• DIRECTIONS FOR THIS TASK
Each entry below must be given again word for word, with no pictures.

=== Begin Enclosure ===

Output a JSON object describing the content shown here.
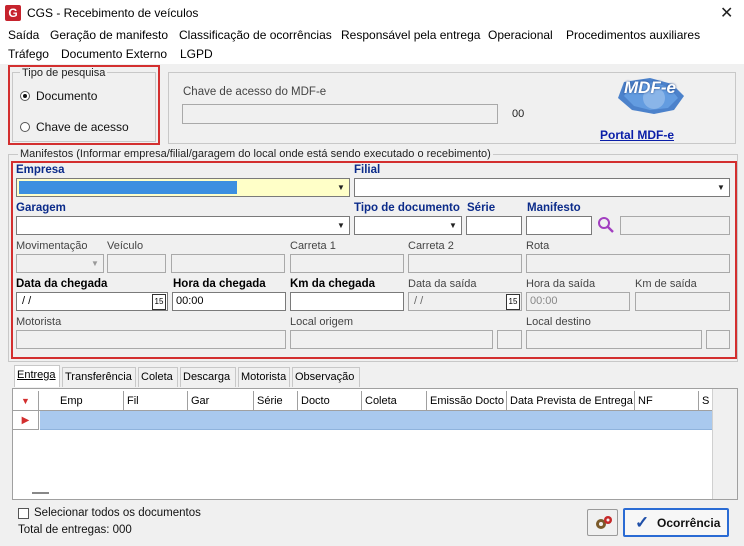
{
  "window": {
    "title": "CGS - Recebimento de veículos",
    "app_icon": "G"
  },
  "menu": {
    "row1": [
      "Saída",
      "Geração de manifesto",
      "Classificação de ocorrências",
      "Responsável pela entrega",
      "Operacional",
      "Procedimentos auxiliares"
    ],
    "row2": [
      "Tráfego",
      "Documento Externo",
      "LGPD"
    ]
  },
  "tipo_pesquisa": {
    "legend": "Tipo de pesquisa",
    "options": [
      "Documento",
      "Chave de acesso"
    ],
    "selected": "Documento"
  },
  "chave": {
    "label": "Chave de acesso do MDF-e",
    "value": "",
    "count": "00"
  },
  "portal": {
    "logo_text": "MDF-e",
    "link": "Portal MDF-e"
  },
  "manifestos": {
    "legend": "Manifestos (Informar empresa/filial/garagem do local onde está sendo executado o recebimento)",
    "labels": {
      "empresa": "Empresa",
      "filial": "Filial",
      "garagem": "Garagem",
      "tipo_documento": "Tipo de documento",
      "serie": "Série",
      "manifesto": "Manifesto",
      "movimentacao": "Movimentação",
      "veiculo": "Veículo",
      "carreta1": "Carreta 1",
      "carreta2": "Carreta 2",
      "rota": "Rota",
      "data_chegada": "Data da chegada",
      "hora_chegada": "Hora da chegada",
      "km_chegada": "Km da chegada",
      "data_saida": "Data da saída",
      "hora_saida": "Hora da saída",
      "km_saida": "Km de saída",
      "motorista": "Motorista",
      "local_origem": "Local origem",
      "local_destino": "Local destino"
    },
    "values": {
      "data_chegada": " / /",
      "hora_chegada": "00:00",
      "data_saida": " / /",
      "hora_saida": "00:00",
      "calendar_day": "15"
    }
  },
  "tabs": [
    "Entrega",
    "Transferência",
    "Coleta",
    "Descarga",
    "Motorista",
    "Observação"
  ],
  "grid": {
    "columns": [
      "Emp",
      "Fil",
      "Gar",
      "Série",
      "Docto",
      "Coleta",
      "Emissão Docto",
      "Data Prevista de Entrega",
      "NF",
      "S"
    ]
  },
  "footer": {
    "select_all": "Selecionar todos os documentos",
    "total": "Total de entregas: 000",
    "ocorrencia_button": "Ocorrência"
  },
  "colors": {
    "highlight_red": "#d32f2f",
    "selection_blue": "#3c8fe0",
    "row_selected": "#a9c9ee",
    "label_blue": "#0b2b8a"
  }
}
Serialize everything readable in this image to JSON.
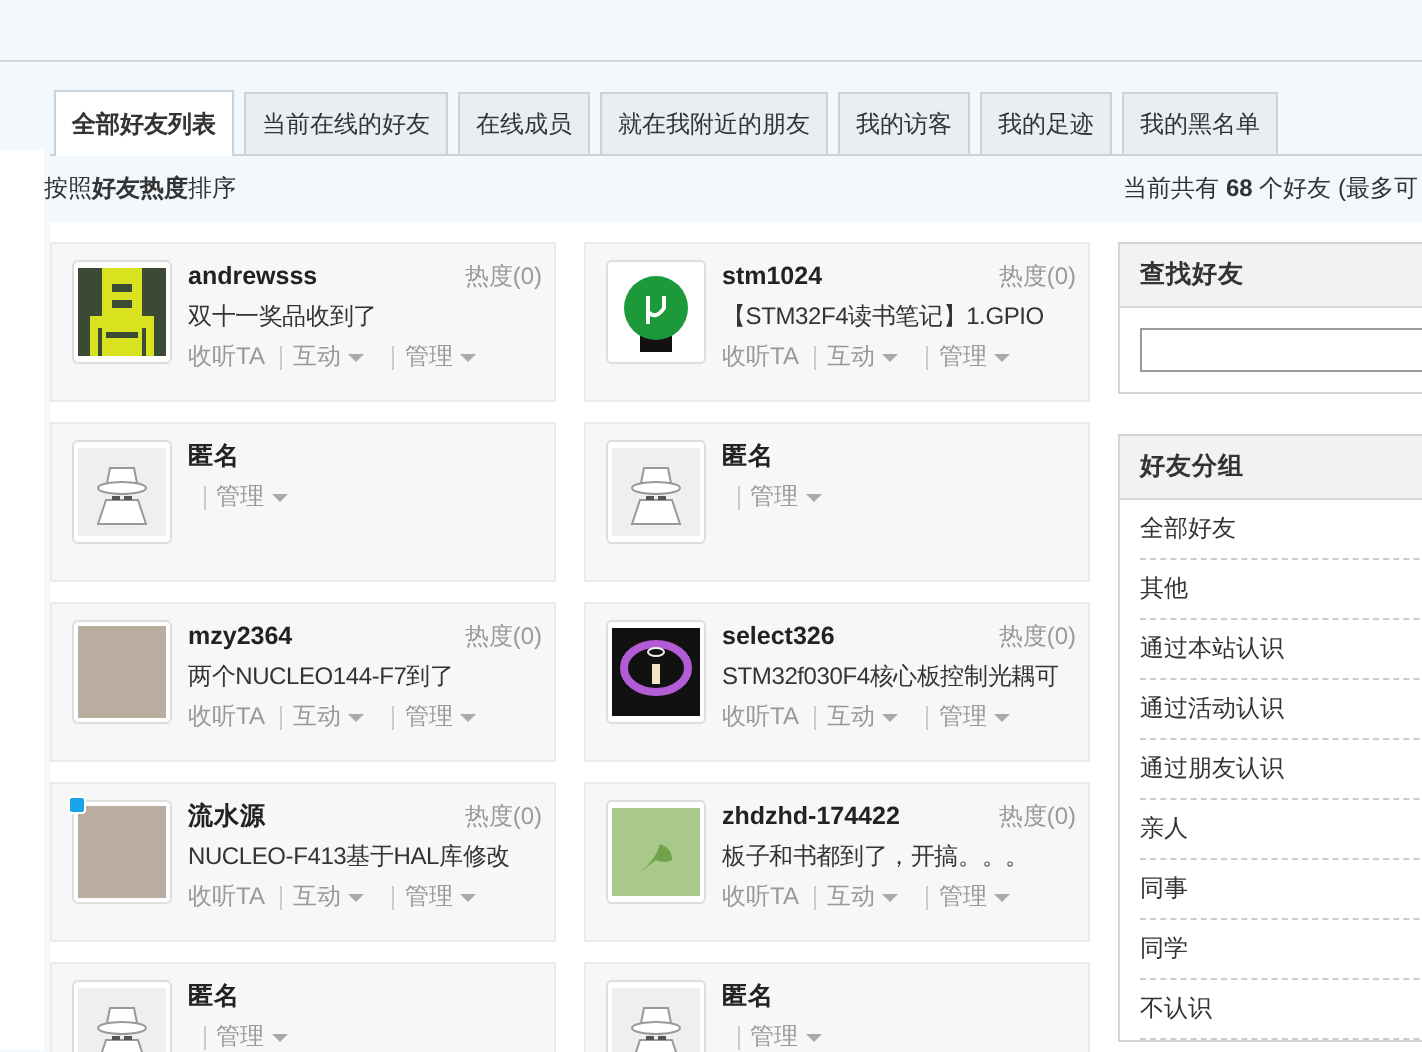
{
  "tabs": [
    {
      "label": "全部好友列表",
      "selected": true
    },
    {
      "label": "当前在线的好友",
      "selected": false
    },
    {
      "label": "在线成员",
      "selected": false
    },
    {
      "label": "就在我附近的朋友",
      "selected": false
    },
    {
      "label": "我的访客",
      "selected": false
    },
    {
      "label": "我的足迹",
      "selected": false
    },
    {
      "label": "我的黑名单",
      "selected": false
    }
  ],
  "sort_note": "按照**好友热度**排序",
  "count_note": "当前共有 **68** 个好友 (最多可",
  "friends": [
    {
      "name": "andrewsss",
      "kind": "pixel",
      "online": false,
      "heat": "热度(0)",
      "status": "双十一奖品收到了",
      "actions": [
        {
          "label": "收听TA",
          "menu": false
        },
        {
          "label": "互动",
          "menu": true
        },
        {
          "label": "管理",
          "menu": true
        }
      ]
    },
    {
      "name": "stm1024",
      "kind": "logo",
      "online": false,
      "heat": "热度(0)",
      "status": "【STM32F4读书笔记】1.GPIO",
      "actions": [
        {
          "label": "收听TA",
          "menu": false
        },
        {
          "label": "互动",
          "menu": true
        },
        {
          "label": "管理",
          "menu": true
        }
      ]
    },
    {
      "name": "匿名",
      "kind": "anonymous",
      "online": false,
      "actions": [
        {
          "label": "管理",
          "menu": true
        }
      ]
    },
    {
      "name": "匿名",
      "kind": "anonymous",
      "online": false,
      "actions": [
        {
          "label": "管理",
          "menu": true
        }
      ]
    },
    {
      "name": "mzy2364",
      "kind": "photo",
      "online": false,
      "heat": "热度(0)",
      "status": "两个NUCLEO144-F7到了",
      "actions": [
        {
          "label": "收听TA",
          "menu": false
        },
        {
          "label": "互动",
          "menu": true
        },
        {
          "label": "管理",
          "menu": true
        }
      ]
    },
    {
      "name": "select326",
      "kind": "glow",
      "online": false,
      "heat": "热度(0)",
      "status": "STM32f030F4核心板控制光耦可",
      "actions": [
        {
          "label": "收听TA",
          "menu": false
        },
        {
          "label": "互动",
          "menu": true
        },
        {
          "label": "管理",
          "menu": true
        }
      ]
    },
    {
      "name": "流水源",
      "kind": "photo",
      "online": true,
      "heat": "热度(0)",
      "status": "NUCLEO-F413基于HAL库修改",
      "actions": [
        {
          "label": "收听TA",
          "menu": false
        },
        {
          "label": "互动",
          "menu": true
        },
        {
          "label": "管理",
          "menu": true
        }
      ]
    },
    {
      "name": "zhdzhd-174422",
      "kind": "leaf",
      "online": false,
      "heat": "热度(0)",
      "status": "板子和书都到了，开搞。。。",
      "actions": [
        {
          "label": "收听TA",
          "menu": false
        },
        {
          "label": "互动",
          "menu": true
        },
        {
          "label": "管理",
          "menu": true
        }
      ]
    },
    {
      "name": "匿名",
      "kind": "anonymous",
      "online": false,
      "actions": [
        {
          "label": "管理",
          "menu": true
        }
      ]
    },
    {
      "name": "匿名",
      "kind": "anonymous",
      "online": false,
      "actions": [
        {
          "label": "管理",
          "menu": true
        }
      ]
    }
  ],
  "search_panel": {
    "title": "查找好友"
  },
  "groups_panel": {
    "title": "好友分组",
    "items": [
      "全部好友",
      "其他",
      "通过本站认识",
      "通过活动认识",
      "通过朋友认识",
      "亲人",
      "同事",
      "同学",
      "不认识"
    ]
  }
}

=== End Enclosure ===

• SOLUTION TO THIS EXERCISE
Output a JSON object describing the content shown here.
{
  "window": {
    "title": "CGS - Recebimento de veículos",
    "app_icon": "G"
  },
  "menu": {
    "row1": [
      "Saída",
      "Geração de manifesto",
      "Classificação de ocorrências",
      "Responsável pela entrega",
      "Operacional",
      "Procedimentos auxiliares"
    ],
    "row2": [
      "Tráfego",
      "Documento Externo",
      "LGPD"
    ]
  },
  "tipo_pesquisa": {
    "legend": "Tipo de pesquisa",
    "options": [
      "Documento",
      "Chave de acesso"
    ],
    "selected": "Documento"
  },
  "chave": {
    "label": "Chave de acesso do MDF-e",
    "value": "",
    "count": "00"
  },
  "portal": {
    "logo_text": "MDF-e",
    "link": "Portal MDF-e"
  },
  "manifestos": {
    "legend": "Manifestos (Informar empresa/filial/garagem do local onde está sendo executado o recebimento)",
    "labels": {
      "empresa": "Empresa",
      "filial": "Filial",
      "garagem": "Garagem",
      "tipo_documento": "Tipo de documento",
      "serie": "Série",
      "manifesto": "Manifesto",
      "movimentacao": "Movimentação",
      "veiculo": "Veículo",
      "carreta1": "Carreta 1",
      "carreta2": "Carreta 2",
      "rota": "Rota",
      "data_chegada": "Data da chegada",
      "hora_chegada": "Hora da chegada",
      "km_chegada": "Km da chegada",
      "data_saida": "Data da saída",
      "hora_saida": "Hora da saída",
      "km_saida": "Km de saída",
      "motorista": "Motorista",
      "local_origem": "Local origem",
      "local_destino": "Local destino"
    },
    "values": {
      "data_chegada": " / /",
      "hora_chegada": "00:00",
      "data_saida": " / /",
      "hora_saida": "00:00",
      "calendar_day": "15"
    }
  },
  "tabs": [
    "Entrega",
    "Transferência",
    "Coleta",
    "Descarga",
    "Motorista",
    "Observação"
  ],
  "grid": {
    "columns": [
      "Emp",
      "Fil",
      "Gar",
      "Série",
      "Docto",
      "Coleta",
      "Emissão Docto",
      "Data Prevista de Entrega",
      "NF",
      "S"
    ]
  },
  "footer": {
    "select_all": "Selecionar todos os documentos",
    "total": "Total de entregas: 000",
    "ocorrencia_button": "Ocorrência"
  },
  "colors": {
    "highlight_red": "#d32f2f",
    "selection_blue": "#3c8fe0",
    "row_selected": "#a9c9ee",
    "label_blue": "#0b2b8a"
  }
}
Serialize everything readable in this image to JSON.
{
  "tabs": [
    {
      "label": "全部好友列表",
      "selected": true
    },
    {
      "label": "当前在线的好友",
      "selected": false
    },
    {
      "label": "在线成员",
      "selected": false
    },
    {
      "label": "就在我附近的朋友",
      "selected": false
    },
    {
      "label": "我的访客",
      "selected": false
    },
    {
      "label": "我的足迹",
      "selected": false
    },
    {
      "label": "我的黑名单",
      "selected": false
    }
  ],
  "sort_note": "按照**好友热度**排序",
  "count_note": "当前共有 **68** 个好友 (最多可",
  "friends": [
    {
      "name": "andrewsss",
      "kind": "pixel",
      "online": false,
      "heat": "热度(0)",
      "status": "双十一奖品收到了",
      "actions": [
        {
          "label": "收听TA",
          "menu": false
        },
        {
          "label": "互动",
          "menu": true
        },
        {
          "label": "管理",
          "menu": true
        }
      ]
    },
    {
      "name": "stm1024",
      "kind": "logo",
      "online": false,
      "heat": "热度(0)",
      "status": "【STM32F4读书笔记】1.GPIO",
      "actions": [
        {
          "label": "收听TA",
          "menu": false
        },
        {
          "label": "互动",
          "menu": true
        },
        {
          "label": "管理",
          "menu": true
        }
      ]
    },
    {
      "name": "匿名",
      "kind": "anonymous",
      "online": false,
      "actions": [
        {
          "label": "管理",
          "menu": true
        }
      ]
    },
    {
      "name": "匿名",
      "kind": "anonymous",
      "online": false,
      "actions": [
        {
          "label": "管理",
          "menu": true
        }
      ]
    },
    {
      "name": "mzy2364",
      "kind": "photo",
      "online": false,
      "heat": "热度(0)",
      "status": "两个NUCLEO144-F7到了",
      "actions": [
        {
          "label": "收听TA",
          "menu": false
        },
        {
          "label": "互动",
          "menu": true
        },
        {
          "label": "管理",
          "menu": true
        }
      ]
    },
    {
      "name": "select326",
      "kind": "glow",
      "online": false,
      "heat": "热度(0)",
      "status": "STM32f030F4核心板控制光耦可",
      "actions": [
        {
          "label": "收听TA",
          "menu": false
        },
        {
          "label": "互动",
          "menu": true
        },
        {
          "label": "管理",
          "menu": true
        }
      ]
    },
    {
      "name": "流水源",
      "kind": "photo",
      "online": true,
      "heat": "热度(0)",
      "status": "NUCLEO-F413基于HAL库修改",
      "actions": [
        {
          "label": "收听TA",
          "menu": false
        },
        {
          "label": "互动",
          "menu": true
        },
        {
          "label": "管理",
          "menu": true
        }
      ]
    },
    {
      "name": "zhdzhd-174422",
      "kind": "leaf",
      "online": false,
      "heat": "热度(0)",
      "status": "板子和书都到了，开搞。。。",
      "actions": [
        {
          "label": "收听TA",
          "menu": false
        },
        {
          "label": "互动",
          "menu": true
        },
        {
          "label": "管理",
          "menu": true
        }
      ]
    },
    {
      "name": "匿名",
      "kind": "anonymous",
      "online": false,
      "actions": [
        {
          "label": "管理",
          "menu": true
        }
      ]
    },
    {
      "name": "匿名",
      "kind": "anonymous",
      "online": false,
      "actions": [
        {
          "label": "管理",
          "menu": true
        }
      ]
    }
  ],
  "search_panel": {
    "title": "查找好友"
  },
  "groups_panel": {
    "title": "好友分组",
    "items": [
      "全部好友",
      "其他",
      "通过本站认识",
      "通过活动认识",
      "通过朋友认识",
      "亲人",
      "同事",
      "同学",
      "不认识"
    ]
  }
}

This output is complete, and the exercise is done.